**What to work on**
Whenever a line in the records below holds the string "продавца", copy it out.

[Items from an interface collection]
------------------------------------------------------------------------

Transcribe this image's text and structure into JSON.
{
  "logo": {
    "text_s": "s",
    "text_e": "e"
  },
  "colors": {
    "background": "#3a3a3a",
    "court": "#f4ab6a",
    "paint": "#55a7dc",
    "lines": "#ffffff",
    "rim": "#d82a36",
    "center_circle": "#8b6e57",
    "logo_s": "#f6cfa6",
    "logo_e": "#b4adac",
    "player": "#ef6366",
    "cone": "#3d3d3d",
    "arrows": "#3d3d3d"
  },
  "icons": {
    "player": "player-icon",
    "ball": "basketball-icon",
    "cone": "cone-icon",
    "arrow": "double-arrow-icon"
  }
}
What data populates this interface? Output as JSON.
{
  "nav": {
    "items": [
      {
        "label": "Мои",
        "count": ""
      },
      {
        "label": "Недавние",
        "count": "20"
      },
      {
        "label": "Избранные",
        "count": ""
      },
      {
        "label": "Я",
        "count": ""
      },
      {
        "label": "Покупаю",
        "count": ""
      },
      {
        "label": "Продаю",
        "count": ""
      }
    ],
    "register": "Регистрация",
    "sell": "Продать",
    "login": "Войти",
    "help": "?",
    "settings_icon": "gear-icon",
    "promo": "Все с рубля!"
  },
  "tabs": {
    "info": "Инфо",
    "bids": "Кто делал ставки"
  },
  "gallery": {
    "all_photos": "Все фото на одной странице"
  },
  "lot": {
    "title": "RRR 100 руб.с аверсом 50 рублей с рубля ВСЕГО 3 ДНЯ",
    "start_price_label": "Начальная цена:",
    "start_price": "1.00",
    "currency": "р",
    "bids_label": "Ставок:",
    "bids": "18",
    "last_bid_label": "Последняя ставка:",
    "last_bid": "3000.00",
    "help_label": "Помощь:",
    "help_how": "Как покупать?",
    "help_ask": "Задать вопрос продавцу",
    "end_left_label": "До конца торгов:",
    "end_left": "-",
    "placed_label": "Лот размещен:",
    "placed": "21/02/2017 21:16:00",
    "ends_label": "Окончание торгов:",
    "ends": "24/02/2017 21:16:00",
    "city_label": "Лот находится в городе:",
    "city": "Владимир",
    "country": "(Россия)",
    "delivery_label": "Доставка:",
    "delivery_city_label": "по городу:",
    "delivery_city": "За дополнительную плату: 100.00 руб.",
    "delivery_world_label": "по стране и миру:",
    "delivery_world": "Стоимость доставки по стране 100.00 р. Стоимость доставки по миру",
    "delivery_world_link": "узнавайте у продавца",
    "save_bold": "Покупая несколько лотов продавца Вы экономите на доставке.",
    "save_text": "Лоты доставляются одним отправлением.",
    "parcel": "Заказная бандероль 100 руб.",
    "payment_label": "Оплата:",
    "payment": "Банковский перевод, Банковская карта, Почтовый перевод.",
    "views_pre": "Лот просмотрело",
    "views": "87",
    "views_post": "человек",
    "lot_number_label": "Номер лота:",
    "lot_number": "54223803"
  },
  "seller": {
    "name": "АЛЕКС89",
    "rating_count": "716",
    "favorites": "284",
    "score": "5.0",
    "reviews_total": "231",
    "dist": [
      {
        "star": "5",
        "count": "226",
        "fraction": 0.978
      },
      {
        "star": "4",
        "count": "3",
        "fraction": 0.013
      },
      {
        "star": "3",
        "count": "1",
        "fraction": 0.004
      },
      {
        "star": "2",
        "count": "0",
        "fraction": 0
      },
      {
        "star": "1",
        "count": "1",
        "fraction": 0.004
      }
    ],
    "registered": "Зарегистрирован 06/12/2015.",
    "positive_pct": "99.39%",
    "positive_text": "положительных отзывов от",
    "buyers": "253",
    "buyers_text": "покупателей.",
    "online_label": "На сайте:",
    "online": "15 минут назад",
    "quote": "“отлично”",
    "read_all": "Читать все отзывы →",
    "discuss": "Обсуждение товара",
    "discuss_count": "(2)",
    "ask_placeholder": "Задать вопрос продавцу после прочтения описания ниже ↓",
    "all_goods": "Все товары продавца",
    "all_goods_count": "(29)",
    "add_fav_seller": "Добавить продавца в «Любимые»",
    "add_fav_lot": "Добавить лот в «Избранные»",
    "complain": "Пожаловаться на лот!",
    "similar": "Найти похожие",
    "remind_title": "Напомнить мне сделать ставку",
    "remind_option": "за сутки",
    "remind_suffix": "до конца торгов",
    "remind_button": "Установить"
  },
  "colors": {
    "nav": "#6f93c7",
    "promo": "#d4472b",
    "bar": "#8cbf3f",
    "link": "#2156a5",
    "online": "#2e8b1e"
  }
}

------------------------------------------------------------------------

**Written answer**
    "delivery_world_link": "узнавайте у продавца",
    "save_bold": "Покупая несколько лотов продавца Вы экономите на доставке.",
    "all_goods": "Все товары продавца",
    "add_fav_seller": "Добавить продавца в «Любимые»",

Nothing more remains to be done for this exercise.